FinCrime professionals spend hours working on SAR narratives, sometimes days for complex investigations. Suspicious activity investigations are critical to safeguarding the U.S. financial system from money laundering, terrorist financing, fraud, and other illicit financial transactions. Unusual activity going undetected can have devastating social and economic effects, and it is crucial in protecting the safety and soundness of our financial institutions.
Suspicious activity reports (SARs) can easily get lost in the millions of SARs filed with FinCEN each year, so how do you get your investigations noticed? Financial institution resources are valuable, and you want to be sure to make a significant impact on each suspicious activity case. Here are ten tips to get eyes on your SARs:
- Law enforcement is your primary SAR audience: While it is true that you are writing SARs for your auditors, regulators, and your financial institution, the primary audience for SARs is law enforcement. Federal and local law enforcement uses the information to catch the bad actors and keep illicit funds from your financial institution. The other audiences are merely making sure they're being filed correctly.
- Get the reader's attention early: Your opening paragraph must be captivating to keep the reader's attention. Summarize what occurred and WHY you believe the activity to be suspicious in a few sentences.

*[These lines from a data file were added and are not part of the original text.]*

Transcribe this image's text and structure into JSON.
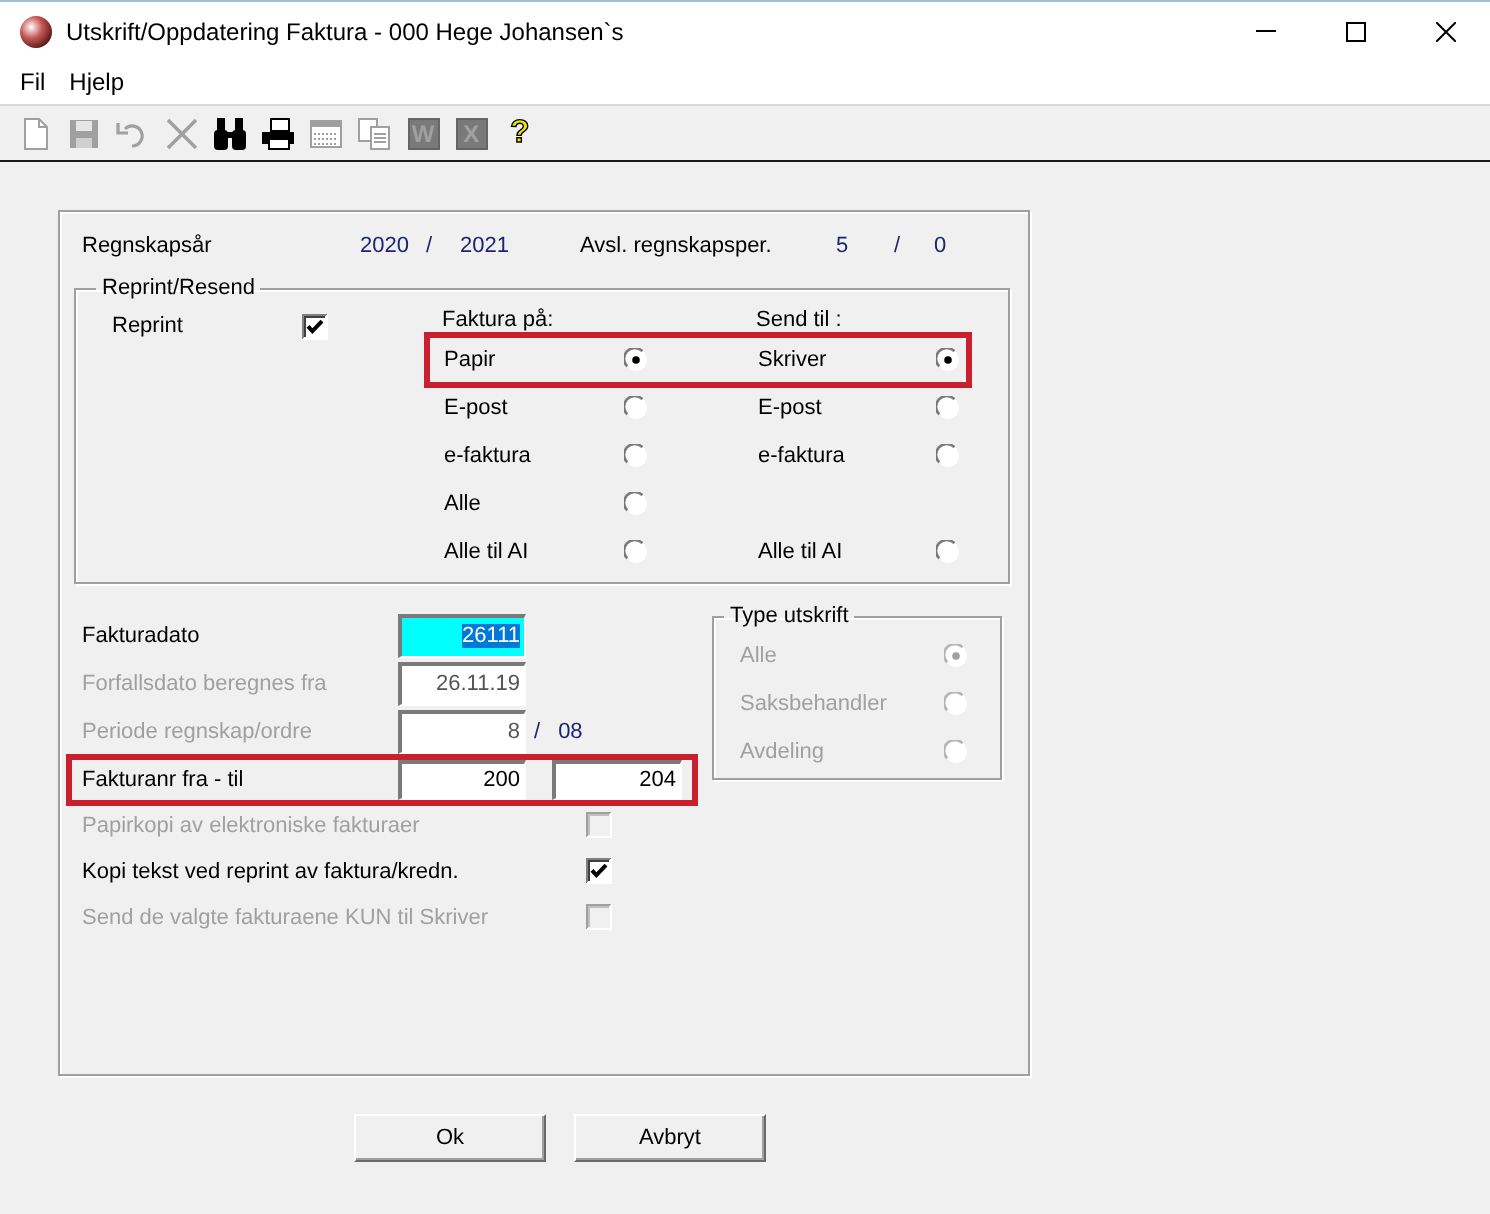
{
  "window": {
    "title": "Utskrift/Oppdatering Faktura - 000 Hege Johansen`s"
  },
  "menu": [
    "Fil",
    "Hjelp"
  ],
  "toolbar": [
    {
      "kind": "new",
      "disabled": true
    },
    {
      "kind": "save",
      "disabled": true
    },
    {
      "kind": "undo",
      "disabled": true
    },
    {
      "kind": "delete",
      "disabled": true
    },
    {
      "kind": "find",
      "disabled": false
    },
    {
      "kind": "print",
      "disabled": false
    },
    {
      "kind": "form",
      "disabled": true
    },
    {
      "kind": "copy",
      "disabled": true
    },
    {
      "kind": "letter",
      "glyph": "W",
      "disabled": true
    },
    {
      "kind": "letter",
      "glyph": "X",
      "disabled": true
    },
    {
      "kind": "help",
      "glyph": "?",
      "disabled": false
    }
  ],
  "fiscal_year": {
    "label": "Regnskapsår",
    "from": "2020",
    "separator": "/",
    "to": "2021"
  },
  "closed_period": {
    "label": "Avsl. regnskapsper.",
    "from": "5",
    "separator": "/",
    "to": "0"
  },
  "reprint_group": {
    "title": "Reprint/Resend",
    "reprint": {
      "label": "Reprint",
      "checked": true
    },
    "headings": [
      "Faktura på:",
      "Send til :"
    ],
    "rows": [
      {
        "highlighted": true,
        "invoice": {
          "label": "Papir",
          "selected": true
        },
        "send": {
          "label": "Skriver",
          "selected": true
        }
      },
      {
        "highlighted": false,
        "invoice": {
          "label": "E-post",
          "selected": false
        },
        "send": {
          "label": "E-post",
          "selected": false
        }
      },
      {
        "highlighted": false,
        "invoice": {
          "label": "e-faktura",
          "selected": false
        },
        "send": {
          "label": "e-faktura",
          "selected": false
        }
      },
      {
        "highlighted": false,
        "invoice": {
          "label": "Alle",
          "selected": false
        }
      },
      {
        "highlighted": false,
        "invoice": {
          "label": "Alle til AI",
          "selected": false
        },
        "send": {
          "label": "Alle til AI",
          "selected": false
        }
      }
    ]
  },
  "fields": [
    {
      "label": "Fakturadato",
      "values": [
        "26111"
      ],
      "disabled": false,
      "focused": true,
      "highlighted": false
    },
    {
      "label": "Forfallsdato beregnes fra",
      "values": [
        "26.11.19"
      ],
      "disabled": true,
      "focused": false,
      "highlighted": false
    },
    {
      "label": "Periode regnskap/ordre",
      "values": [
        "8"
      ],
      "separator": "/",
      "suffix": "08",
      "disabled": true,
      "focused": false,
      "highlighted": false
    },
    {
      "label": "Fakturanr fra - til",
      "values": [
        "200",
        "204"
      ],
      "disabled": false,
      "focused": false,
      "highlighted": true
    }
  ],
  "checkboxes": [
    {
      "label": "Papirkopi av elektroniske fakturaer",
      "checked": false,
      "disabled": true
    },
    {
      "label": "Kopi tekst ved reprint av faktura/kredn.",
      "checked": true,
      "disabled": false
    },
    {
      "label": "Send de valgte fakturaene KUN til Skriver",
      "checked": false,
      "disabled": true
    }
  ],
  "print_type": {
    "title": "Type utskrift",
    "disabled": true,
    "options": [
      {
        "label": "Alle",
        "selected": true
      },
      {
        "label": "Saksbehandler",
        "selected": false
      },
      {
        "label": "Avdeling",
        "selected": false
      }
    ]
  },
  "buttons": [
    "Ok",
    "Avbryt"
  ]
}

You don't have to know that a crime has been committed or which crime it might be, but there is a reason that the transaction(s) caught your attention, so state that in the summarized opening paragraph.
- Describe who, what, when, where, how, and why: When describing the details of the activity in the body of the narrative, be sure to explain who conducted the transactions, what type of transaction(s) occurred, and when, where and how the activity was performed. Tell your story in plain language and be careful with acronyms and financial institution jargon. Spell it out for your law enforcement audience.
- Be concise, thorough, accurate, and organized: Organize your SAR narrative with an opening, a detailed body, and a closing paragraph. Read and review your final narrative and leave out any unnecessary information. Reread the narrative before filing. Any extra "fluff" will hide the vital case information and lose your reader's interest, so be sure to be concise. A SAR is a detailed, factual document, not a creative writing essay. Don't lose the forest for the trees.
- Use keywords: Keywords not only make it easier for law enforcement to pull pertinent SARs it also satisfies FinCEN requests to add specific keywords in the narrative, such as "human trafficking," "funneling," "political corruption," etc. FinCEN publishes the complete list of keyword requests on their website and can be found here.